Philosophy is a practice at Hamilton, where your professors will encourage you to be engaged and to apply your training beyond the classroom. For instance, philosophy majors have developed and taught philosophy mini-classes to their peers and to local high school students.
Emi Birch ’14 had a high school teacher who inspired her love of physics, and her first year at Hamilton College, she encountered a professor who did the same with philosophy. It changed her academic life. She majored in both subjects.More >>
Birch stuck with physics partly because it was such a challenge. She obtained a college research grant to work over a summer, with faculty, to replicate French physicist Jean Foucault’s famous pendulum.
As she worked on that project, and as she absorbed more philosophy classes, Birch realized that discipline had the greater hold.

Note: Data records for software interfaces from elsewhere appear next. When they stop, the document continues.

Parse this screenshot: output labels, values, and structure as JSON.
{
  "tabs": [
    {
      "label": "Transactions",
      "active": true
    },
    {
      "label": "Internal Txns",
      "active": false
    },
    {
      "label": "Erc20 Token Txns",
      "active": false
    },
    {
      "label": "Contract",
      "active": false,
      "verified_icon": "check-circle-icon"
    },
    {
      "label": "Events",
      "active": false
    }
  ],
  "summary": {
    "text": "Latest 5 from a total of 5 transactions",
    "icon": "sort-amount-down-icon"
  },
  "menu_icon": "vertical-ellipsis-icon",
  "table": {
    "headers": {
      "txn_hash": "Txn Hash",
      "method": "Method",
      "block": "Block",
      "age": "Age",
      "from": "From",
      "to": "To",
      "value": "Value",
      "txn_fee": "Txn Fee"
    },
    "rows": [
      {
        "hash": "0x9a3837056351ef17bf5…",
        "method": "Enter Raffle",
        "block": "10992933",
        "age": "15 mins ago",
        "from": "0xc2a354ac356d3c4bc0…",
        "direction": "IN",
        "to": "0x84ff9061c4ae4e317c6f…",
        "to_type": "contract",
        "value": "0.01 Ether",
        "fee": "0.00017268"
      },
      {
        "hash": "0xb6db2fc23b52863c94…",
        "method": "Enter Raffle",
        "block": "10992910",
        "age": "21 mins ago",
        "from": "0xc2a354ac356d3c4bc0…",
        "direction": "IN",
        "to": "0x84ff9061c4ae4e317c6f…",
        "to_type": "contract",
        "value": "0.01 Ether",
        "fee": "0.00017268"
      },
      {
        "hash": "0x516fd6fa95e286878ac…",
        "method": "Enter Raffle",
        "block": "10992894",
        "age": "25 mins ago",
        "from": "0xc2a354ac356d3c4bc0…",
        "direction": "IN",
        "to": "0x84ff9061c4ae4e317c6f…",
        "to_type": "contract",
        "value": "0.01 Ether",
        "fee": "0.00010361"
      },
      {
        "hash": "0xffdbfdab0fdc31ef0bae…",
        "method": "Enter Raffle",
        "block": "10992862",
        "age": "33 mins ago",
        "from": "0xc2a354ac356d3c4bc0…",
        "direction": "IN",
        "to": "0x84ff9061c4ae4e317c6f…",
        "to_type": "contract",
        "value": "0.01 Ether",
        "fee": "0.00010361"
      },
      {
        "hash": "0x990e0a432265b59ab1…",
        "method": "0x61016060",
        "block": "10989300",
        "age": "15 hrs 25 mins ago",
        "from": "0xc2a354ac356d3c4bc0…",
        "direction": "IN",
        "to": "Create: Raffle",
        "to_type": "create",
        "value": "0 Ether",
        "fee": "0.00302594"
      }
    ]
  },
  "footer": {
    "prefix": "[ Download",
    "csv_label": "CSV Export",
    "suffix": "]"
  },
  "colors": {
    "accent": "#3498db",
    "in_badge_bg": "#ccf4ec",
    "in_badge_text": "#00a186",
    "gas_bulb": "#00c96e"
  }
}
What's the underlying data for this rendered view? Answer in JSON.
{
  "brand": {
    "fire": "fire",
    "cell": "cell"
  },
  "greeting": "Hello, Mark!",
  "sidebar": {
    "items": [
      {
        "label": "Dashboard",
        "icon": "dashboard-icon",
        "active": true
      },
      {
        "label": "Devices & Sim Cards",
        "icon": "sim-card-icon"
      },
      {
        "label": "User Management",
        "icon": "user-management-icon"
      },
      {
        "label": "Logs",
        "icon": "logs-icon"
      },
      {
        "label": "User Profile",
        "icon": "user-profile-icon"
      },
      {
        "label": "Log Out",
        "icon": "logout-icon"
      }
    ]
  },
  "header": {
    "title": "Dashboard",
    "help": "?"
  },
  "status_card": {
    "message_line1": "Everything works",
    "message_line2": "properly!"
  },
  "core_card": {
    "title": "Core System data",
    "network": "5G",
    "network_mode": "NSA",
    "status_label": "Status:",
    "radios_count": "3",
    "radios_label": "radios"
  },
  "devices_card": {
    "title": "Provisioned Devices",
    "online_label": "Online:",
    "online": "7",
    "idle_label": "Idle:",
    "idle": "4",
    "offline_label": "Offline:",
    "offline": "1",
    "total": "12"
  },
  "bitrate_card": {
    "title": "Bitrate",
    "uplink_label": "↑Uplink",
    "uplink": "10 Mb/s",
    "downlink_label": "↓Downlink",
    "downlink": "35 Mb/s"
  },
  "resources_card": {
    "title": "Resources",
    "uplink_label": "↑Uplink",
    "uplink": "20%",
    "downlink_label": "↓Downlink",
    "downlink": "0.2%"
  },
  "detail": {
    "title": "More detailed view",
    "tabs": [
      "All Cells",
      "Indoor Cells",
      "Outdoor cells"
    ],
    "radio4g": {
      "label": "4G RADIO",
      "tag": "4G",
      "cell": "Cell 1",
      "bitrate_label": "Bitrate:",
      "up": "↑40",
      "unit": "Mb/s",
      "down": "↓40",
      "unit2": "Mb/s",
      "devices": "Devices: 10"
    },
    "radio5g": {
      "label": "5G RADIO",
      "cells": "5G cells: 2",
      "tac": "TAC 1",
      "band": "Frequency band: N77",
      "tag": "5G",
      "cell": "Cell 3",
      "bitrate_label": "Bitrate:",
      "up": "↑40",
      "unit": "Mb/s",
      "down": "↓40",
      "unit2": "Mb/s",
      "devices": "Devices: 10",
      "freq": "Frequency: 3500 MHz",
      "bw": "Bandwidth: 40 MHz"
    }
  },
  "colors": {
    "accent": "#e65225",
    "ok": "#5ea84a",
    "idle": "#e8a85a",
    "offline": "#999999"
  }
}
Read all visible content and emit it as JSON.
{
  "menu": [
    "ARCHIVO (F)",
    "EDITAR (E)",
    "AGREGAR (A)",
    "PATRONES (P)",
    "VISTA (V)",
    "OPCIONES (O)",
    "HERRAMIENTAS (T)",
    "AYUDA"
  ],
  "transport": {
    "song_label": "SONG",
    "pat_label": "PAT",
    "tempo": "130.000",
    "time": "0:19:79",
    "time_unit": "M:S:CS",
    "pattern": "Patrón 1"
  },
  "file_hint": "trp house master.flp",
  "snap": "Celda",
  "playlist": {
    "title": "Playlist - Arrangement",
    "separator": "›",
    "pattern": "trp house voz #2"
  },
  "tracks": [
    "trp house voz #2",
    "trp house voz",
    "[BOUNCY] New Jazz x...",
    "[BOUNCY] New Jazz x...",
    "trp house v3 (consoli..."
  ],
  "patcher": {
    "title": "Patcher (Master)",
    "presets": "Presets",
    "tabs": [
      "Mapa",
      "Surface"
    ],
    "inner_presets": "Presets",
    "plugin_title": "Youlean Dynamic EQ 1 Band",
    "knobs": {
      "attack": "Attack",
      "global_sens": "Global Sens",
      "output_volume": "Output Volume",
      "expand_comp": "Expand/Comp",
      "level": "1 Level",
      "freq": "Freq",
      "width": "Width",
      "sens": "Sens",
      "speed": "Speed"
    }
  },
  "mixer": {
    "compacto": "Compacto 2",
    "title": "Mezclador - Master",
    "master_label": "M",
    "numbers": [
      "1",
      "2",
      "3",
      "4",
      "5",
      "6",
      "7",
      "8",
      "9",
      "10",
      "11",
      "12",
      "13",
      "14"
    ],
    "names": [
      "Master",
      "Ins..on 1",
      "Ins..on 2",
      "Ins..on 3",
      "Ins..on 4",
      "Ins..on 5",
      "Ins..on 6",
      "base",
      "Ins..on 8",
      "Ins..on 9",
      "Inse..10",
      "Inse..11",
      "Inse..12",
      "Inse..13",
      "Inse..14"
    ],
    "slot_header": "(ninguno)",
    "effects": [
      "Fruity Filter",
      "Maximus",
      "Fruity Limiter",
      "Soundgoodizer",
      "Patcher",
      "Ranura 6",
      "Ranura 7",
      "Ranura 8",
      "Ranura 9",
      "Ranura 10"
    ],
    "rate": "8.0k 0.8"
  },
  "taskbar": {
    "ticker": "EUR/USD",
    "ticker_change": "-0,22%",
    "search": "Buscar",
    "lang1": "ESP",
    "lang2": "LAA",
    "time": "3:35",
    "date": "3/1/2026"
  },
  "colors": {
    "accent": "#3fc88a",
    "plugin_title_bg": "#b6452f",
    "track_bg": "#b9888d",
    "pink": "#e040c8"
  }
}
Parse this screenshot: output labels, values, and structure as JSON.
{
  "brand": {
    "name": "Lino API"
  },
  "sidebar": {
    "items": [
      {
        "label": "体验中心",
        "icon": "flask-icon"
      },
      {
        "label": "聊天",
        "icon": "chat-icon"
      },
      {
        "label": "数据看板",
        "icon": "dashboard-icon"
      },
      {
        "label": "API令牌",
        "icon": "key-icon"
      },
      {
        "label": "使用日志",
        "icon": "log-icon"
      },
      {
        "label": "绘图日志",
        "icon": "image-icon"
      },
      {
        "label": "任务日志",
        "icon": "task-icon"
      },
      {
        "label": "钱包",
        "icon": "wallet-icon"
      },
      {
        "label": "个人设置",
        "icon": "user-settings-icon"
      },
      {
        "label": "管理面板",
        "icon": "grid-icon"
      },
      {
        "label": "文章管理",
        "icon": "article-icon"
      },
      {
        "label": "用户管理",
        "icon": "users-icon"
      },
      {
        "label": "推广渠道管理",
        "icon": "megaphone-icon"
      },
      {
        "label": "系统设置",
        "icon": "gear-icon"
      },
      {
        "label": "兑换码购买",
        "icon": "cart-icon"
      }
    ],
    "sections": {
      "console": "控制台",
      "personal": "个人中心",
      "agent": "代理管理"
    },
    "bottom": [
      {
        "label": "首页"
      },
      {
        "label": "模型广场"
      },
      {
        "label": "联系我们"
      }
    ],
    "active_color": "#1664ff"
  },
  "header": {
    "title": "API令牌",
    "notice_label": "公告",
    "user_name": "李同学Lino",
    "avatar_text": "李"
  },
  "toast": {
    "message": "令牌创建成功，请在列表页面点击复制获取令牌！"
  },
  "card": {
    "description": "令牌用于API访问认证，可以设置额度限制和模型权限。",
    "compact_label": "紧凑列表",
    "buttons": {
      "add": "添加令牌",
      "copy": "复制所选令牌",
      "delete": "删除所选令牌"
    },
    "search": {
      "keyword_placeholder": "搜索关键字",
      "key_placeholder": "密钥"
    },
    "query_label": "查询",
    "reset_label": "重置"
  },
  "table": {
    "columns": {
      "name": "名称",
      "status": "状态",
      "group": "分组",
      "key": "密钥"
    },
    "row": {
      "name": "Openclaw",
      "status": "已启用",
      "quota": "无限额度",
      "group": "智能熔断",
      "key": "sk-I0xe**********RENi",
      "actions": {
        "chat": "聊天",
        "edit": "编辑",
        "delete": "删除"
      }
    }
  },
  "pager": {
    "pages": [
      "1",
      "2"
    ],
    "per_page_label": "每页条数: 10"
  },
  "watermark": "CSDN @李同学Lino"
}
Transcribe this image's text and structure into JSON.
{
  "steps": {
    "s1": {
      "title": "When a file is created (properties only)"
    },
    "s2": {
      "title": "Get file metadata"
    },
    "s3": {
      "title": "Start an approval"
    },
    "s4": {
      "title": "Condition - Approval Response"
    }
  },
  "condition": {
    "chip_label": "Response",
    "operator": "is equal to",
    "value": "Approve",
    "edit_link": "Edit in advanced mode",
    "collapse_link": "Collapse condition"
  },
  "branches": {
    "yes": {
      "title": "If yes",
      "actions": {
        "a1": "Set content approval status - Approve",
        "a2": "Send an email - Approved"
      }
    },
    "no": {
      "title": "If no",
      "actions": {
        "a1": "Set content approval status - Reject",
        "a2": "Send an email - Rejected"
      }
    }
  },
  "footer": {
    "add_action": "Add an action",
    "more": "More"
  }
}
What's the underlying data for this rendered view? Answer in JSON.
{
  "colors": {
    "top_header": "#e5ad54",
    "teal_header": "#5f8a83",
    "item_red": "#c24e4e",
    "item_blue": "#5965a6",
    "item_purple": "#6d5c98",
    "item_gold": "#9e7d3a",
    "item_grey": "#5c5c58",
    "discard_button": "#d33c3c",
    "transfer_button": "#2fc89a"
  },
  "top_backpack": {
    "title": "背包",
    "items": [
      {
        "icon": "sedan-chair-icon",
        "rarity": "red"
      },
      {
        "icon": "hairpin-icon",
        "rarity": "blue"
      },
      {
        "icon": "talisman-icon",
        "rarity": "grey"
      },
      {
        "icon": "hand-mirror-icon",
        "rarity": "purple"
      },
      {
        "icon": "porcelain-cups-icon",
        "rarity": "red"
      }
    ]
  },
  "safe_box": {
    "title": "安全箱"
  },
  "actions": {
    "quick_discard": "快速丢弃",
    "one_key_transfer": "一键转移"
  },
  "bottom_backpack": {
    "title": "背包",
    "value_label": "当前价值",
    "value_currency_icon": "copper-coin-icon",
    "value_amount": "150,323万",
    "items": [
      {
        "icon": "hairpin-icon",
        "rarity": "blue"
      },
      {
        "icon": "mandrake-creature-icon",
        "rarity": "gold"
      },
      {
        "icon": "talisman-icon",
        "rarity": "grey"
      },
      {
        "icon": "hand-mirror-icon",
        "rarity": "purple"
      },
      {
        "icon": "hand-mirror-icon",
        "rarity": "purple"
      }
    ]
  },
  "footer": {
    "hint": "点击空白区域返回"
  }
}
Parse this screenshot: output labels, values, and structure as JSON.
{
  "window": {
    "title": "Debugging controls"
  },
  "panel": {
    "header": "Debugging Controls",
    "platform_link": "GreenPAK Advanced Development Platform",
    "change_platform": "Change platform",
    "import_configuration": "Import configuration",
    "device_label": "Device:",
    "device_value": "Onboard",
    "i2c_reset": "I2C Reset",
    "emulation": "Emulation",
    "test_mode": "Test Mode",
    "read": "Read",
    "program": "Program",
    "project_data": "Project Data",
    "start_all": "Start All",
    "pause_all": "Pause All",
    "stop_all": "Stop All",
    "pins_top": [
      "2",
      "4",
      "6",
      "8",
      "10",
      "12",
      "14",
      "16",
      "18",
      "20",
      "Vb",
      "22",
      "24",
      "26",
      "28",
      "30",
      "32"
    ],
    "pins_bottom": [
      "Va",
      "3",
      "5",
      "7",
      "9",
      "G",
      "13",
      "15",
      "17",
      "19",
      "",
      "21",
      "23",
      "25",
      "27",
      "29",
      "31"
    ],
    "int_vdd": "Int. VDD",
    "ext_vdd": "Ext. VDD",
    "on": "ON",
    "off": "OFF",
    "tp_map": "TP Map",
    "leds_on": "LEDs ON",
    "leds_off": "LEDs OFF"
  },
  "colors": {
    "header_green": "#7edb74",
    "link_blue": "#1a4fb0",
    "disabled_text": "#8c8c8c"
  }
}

Her primary academic interest had shifted.
Hamilton physics professors are top-notch, and always make time to work with students when they need help, Birch says. But for her, philosophy was it. Her philosophy professors inspired her intellectually like no others had.
Birch leaves college with a clear focus: work as an outdoor leadership instructor (another interest she developed at Hamilton) through her 20’s, then go to grad school.
When whimsy and opportunity collided, says Cara Chard ’03, she learned to keep bees on a Brooklyn rooftop. It was her introduction to the burgeoning world of urban agriculture. “Opportunities that I hadn't previously known to exist presented themselves, and I took them,” she says, She ran a farm-based learning program in Brooklyn for three years and then became the first employee of City Growers. She’s now executive director at the nonprofit, which provides students with hands-on food and farm education on rooftop farms.More >>
Chard’s job entails building the vision, programs, and business strategy for the organization that has served more than 10,000 students and added two employees. She says her philosophy major at Hamilton College prepared her well for the unexpected career.
“Philosophy teaches the critical thinking, public speaking, and writing skills necessary to become a leader in any field. The term ‘urban agriculture’ didn't exist in public discourse when I was at Hamilton, and I never could have planned or predicted my career trajectory,” she says, “I followed the things that interested me – philosophy, teaching, beekeeping – and they led me to an awesome job. I never boxed myself in.”
Early on after Hamilton, Chard worked as a paralegal and discovered she didn’t want to become a lawyer She then earned a master’s degree in education from New York University and taught high school English in the Bronx.
Hamilton graduates who concentrated in philosophy are pursuing careers in a variety of fields, including: